Creating interactive graphics using R packages
In this section we will show specific R code examples from the various packages.
High-level interactive plotting packages, 30 minutes
Interactive graphics with shiny and plotly, 30 minutes
Multi-layer graphics, ggplot2 package, 15 minutes
Multi-panel graphics, facets in ggplot2, 15 minutes useful in two different situations:
Animated graphics, animation package, 15 minutes
Interactive + animated + multi-panel + multi-layer, 45 minutes a few packages are able to produce complex graphics which can be described by several vocabulary words.
Since we plan to present state-of-the-art interactive graphics, people should know how to use R data
structures (lists, data.frames) and the ggplot2 package.
There are two classes of potential attendees:
Attendees should run the following R code to install the packages which are required for our tutorial:
Toby Dylan Hocking has designed and implemented several R graphics packages. He is the designer and primary maintainer of directlabels (Best Student Poster Prize at useR 2011) and animint (presented in an invited session at Joint Statistical Meetings 2015). He is also the original designer of the ggplot conversion feature of the plotly package.

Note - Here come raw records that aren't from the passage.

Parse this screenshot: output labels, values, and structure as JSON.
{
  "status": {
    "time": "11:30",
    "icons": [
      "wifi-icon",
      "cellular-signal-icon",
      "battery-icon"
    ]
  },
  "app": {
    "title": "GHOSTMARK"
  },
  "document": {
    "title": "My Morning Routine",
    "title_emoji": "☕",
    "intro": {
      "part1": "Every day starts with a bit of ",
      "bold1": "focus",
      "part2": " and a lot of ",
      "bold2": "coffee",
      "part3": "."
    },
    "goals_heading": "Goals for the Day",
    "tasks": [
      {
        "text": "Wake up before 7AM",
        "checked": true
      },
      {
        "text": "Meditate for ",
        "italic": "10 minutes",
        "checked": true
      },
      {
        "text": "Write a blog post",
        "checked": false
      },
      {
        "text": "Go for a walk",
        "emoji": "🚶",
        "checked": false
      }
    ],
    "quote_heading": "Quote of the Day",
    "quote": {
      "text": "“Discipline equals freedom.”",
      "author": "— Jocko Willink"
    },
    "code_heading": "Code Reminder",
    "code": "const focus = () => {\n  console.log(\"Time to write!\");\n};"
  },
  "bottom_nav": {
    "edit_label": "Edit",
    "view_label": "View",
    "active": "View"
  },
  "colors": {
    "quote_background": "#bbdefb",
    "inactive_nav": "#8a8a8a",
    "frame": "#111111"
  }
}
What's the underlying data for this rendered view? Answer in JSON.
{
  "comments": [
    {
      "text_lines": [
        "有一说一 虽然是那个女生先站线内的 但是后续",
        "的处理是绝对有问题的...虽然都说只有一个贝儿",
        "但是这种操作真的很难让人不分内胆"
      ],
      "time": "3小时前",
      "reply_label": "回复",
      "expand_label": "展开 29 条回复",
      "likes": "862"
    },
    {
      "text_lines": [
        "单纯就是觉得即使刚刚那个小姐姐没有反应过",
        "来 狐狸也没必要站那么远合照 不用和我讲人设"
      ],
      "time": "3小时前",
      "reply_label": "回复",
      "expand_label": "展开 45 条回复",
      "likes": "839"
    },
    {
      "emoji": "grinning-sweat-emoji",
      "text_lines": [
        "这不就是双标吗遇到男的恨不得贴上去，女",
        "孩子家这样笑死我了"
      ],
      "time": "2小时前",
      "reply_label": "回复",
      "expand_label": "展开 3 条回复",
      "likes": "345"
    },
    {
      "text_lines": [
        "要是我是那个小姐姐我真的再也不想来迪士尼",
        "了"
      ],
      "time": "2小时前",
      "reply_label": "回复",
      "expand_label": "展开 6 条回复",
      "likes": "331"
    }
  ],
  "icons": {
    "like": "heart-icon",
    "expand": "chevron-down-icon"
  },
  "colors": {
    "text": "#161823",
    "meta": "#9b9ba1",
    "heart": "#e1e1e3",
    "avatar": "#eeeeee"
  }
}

Claus Thorn Ekstrøm is the creator and contributor to a number of R packages (MESS, Meth- Comp, SuperRanker) and is the author of "The R Primer" book. He has previously given ( tutorials on Dynamic graphics in R ) and the role of interactive graphics in teaching, and won the C. Oswald George prize for his article "Teaching ‘Instant Experience’ with Graphical Model Validation Techniques" in 2014.